I don't know how Star Trek would have turned out with Martin Landau as Spock. It would have indeed been a different show, especially if Jeffrey Hunter had kept his role as Captain Pike after the filming of the series' pilot.
Landau is a highly accomplished actor, one worthy of respect. But it is difficult to say if Star Trek would have had the same impact on generations of viewers if Nimoy wasn't part of the equation.
Beyond the fond memories which I tie to my own family growing up in the 1970's I cannot express any more strongly how important the character of Spock was to forming the idea of becoming a technologist later on in my life.
My family, at least on my father's side, was one of medical professionals. My father was a general practicing dentist and his father, an orthodontist, who was for a time president of the New York Dental Association. My aunt, his sister, became a highly successful ophthalmologist.
Suffice it to say I didn't want any part of that stuff after experiencing it firsthand.
I got my genetic disposition for writing from Jack Perlow, who was never far from his Smith-Corona manual typewriter.
But my love for tech and science came from Sid Esikoff. And Sid, who was a US Army Statistical Control expert during his time in the Mediterranean theatre and worked with early IBM tabulation systems loved Mr. Spock.
Sid always referred to William Shatner's character as "Kirk, the Jerk." Sid became his own boss and often rejected authority types.
I think many kids that become infatuated with Star Trek tend to identify with Kirk because he is the leader, the CEO-type, the classic Type-A. Dr. "Bones" McCoy, the consummate but irascible medical professional, was his shrink.
Those of us who are more introverted and tend towards the sciences and technology typically empathize more with Spock, Uhura and Scotty. If you think about it, the trio formed a highly effective IT team, one which I think would be the model of performance and diversity for any major corporation's technology staff today.
Spock, along with Uhura and Scotty made working in sciences and technology cool. Before that, anyone who was mucking around with computers and sitting in labs was considered to be a reclusive, weird person, and there was certainly a social stigma attached to it.

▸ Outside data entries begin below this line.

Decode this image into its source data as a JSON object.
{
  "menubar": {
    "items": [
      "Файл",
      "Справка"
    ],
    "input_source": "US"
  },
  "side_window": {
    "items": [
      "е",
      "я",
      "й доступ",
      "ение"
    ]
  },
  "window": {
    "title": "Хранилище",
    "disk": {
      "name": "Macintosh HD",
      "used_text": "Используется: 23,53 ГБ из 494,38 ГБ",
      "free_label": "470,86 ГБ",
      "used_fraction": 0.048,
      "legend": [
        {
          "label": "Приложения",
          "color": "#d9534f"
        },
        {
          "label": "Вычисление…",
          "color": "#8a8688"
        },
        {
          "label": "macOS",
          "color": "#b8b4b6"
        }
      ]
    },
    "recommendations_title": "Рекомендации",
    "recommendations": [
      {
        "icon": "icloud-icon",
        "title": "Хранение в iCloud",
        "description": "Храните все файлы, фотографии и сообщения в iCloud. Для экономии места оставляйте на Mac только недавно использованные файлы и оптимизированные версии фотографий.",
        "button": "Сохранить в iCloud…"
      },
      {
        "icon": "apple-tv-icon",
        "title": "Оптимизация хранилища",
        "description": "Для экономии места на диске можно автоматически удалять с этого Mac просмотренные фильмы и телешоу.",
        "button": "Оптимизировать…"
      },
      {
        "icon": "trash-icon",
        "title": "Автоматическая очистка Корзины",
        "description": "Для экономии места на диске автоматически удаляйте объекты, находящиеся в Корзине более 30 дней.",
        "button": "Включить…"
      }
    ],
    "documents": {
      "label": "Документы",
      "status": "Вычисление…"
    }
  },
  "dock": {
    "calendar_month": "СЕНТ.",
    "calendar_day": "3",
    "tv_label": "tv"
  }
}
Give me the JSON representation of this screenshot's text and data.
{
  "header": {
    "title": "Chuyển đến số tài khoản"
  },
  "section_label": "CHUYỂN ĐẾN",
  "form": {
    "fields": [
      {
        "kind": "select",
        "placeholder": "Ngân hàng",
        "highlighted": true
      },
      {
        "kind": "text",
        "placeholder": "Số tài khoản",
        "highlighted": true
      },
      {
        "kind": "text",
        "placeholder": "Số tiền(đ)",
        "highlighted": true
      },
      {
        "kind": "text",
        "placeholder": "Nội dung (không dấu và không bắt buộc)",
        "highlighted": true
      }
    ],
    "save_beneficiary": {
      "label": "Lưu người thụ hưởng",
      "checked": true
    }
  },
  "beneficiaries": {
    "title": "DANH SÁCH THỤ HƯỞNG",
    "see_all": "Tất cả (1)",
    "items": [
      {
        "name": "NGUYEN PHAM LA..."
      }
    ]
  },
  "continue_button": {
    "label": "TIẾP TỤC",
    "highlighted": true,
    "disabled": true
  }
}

Today, we have Apple, Microsoft, Google and the Big Bang Theory. Sure, nearly 50 years after Star Trek first aired on television, we're still geeks. But we're cool, and we're worthy of others' respect.
And to a large extent, we have Leonard Nimoy and Mr. Spock to thank for that. For which I will always be grateful.
Zichro Livracha, Baruch Dayan HaEmet, Leonard Nimoy.